• **EXERCISE AIM**
Give the number of lines in the records below that contain the word "face", and nothing more.

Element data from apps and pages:

========================================

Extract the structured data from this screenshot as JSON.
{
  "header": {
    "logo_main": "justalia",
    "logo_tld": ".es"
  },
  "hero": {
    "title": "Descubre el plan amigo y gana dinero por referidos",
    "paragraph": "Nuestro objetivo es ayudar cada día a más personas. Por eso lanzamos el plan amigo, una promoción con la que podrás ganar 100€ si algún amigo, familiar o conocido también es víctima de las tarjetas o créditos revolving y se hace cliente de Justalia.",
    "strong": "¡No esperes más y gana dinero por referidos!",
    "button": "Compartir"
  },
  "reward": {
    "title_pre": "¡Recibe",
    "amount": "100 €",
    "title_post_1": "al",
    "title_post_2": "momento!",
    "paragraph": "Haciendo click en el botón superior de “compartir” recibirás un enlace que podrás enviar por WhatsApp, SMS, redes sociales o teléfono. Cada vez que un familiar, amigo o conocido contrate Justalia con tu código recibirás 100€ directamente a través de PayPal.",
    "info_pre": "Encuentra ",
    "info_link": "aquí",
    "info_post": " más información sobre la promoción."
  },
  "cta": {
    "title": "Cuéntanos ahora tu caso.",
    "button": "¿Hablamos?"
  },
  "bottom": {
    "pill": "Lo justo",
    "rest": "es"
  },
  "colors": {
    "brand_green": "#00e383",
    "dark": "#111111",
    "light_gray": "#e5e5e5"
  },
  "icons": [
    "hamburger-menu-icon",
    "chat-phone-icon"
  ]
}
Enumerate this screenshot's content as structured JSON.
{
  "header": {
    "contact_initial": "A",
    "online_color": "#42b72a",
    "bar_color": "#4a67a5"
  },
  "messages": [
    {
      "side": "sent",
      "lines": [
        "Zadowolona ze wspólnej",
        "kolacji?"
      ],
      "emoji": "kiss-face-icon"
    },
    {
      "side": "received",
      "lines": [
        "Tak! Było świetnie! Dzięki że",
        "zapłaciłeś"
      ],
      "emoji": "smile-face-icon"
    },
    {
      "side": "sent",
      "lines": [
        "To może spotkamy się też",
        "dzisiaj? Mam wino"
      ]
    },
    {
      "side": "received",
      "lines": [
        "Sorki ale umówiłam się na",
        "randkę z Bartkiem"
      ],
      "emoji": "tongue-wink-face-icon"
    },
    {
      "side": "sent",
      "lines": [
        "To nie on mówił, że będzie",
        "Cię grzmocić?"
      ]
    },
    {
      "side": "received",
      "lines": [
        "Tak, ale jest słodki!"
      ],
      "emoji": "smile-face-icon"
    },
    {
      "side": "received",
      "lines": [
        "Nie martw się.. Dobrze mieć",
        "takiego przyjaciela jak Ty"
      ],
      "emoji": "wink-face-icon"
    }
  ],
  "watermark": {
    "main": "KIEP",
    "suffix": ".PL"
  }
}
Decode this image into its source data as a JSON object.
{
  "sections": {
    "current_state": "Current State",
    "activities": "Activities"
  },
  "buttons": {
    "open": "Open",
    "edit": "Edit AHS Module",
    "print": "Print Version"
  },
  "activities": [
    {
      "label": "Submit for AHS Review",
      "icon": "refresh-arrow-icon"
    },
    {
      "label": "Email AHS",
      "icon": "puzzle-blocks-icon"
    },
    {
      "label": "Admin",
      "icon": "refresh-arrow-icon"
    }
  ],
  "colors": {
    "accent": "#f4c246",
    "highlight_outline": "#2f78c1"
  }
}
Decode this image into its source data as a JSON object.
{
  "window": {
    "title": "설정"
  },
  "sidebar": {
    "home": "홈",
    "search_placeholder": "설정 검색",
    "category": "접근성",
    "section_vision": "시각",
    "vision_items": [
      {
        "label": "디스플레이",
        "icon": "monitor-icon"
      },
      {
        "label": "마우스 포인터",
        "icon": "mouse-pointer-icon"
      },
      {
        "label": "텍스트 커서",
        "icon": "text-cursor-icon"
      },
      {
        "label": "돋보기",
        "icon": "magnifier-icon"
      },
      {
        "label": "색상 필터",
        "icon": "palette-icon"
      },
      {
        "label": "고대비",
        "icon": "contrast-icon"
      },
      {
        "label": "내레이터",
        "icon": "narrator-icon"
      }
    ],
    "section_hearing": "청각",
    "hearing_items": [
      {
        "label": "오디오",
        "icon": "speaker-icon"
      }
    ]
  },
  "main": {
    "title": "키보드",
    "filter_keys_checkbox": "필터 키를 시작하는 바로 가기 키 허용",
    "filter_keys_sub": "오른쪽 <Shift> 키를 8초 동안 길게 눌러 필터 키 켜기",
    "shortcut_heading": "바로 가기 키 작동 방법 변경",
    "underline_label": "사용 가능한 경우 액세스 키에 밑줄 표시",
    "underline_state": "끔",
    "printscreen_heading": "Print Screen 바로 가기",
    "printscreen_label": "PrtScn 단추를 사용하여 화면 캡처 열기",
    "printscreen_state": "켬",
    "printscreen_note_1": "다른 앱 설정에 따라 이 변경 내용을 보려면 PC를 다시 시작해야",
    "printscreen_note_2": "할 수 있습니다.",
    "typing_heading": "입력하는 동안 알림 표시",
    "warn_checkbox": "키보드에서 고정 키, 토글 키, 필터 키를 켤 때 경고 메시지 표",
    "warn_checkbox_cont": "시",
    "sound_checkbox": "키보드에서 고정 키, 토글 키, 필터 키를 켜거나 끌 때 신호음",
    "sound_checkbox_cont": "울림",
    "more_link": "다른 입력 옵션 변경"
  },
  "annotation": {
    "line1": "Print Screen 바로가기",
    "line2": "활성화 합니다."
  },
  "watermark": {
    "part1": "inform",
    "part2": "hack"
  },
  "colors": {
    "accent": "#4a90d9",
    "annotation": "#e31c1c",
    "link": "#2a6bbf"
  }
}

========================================

• **RESULT**
5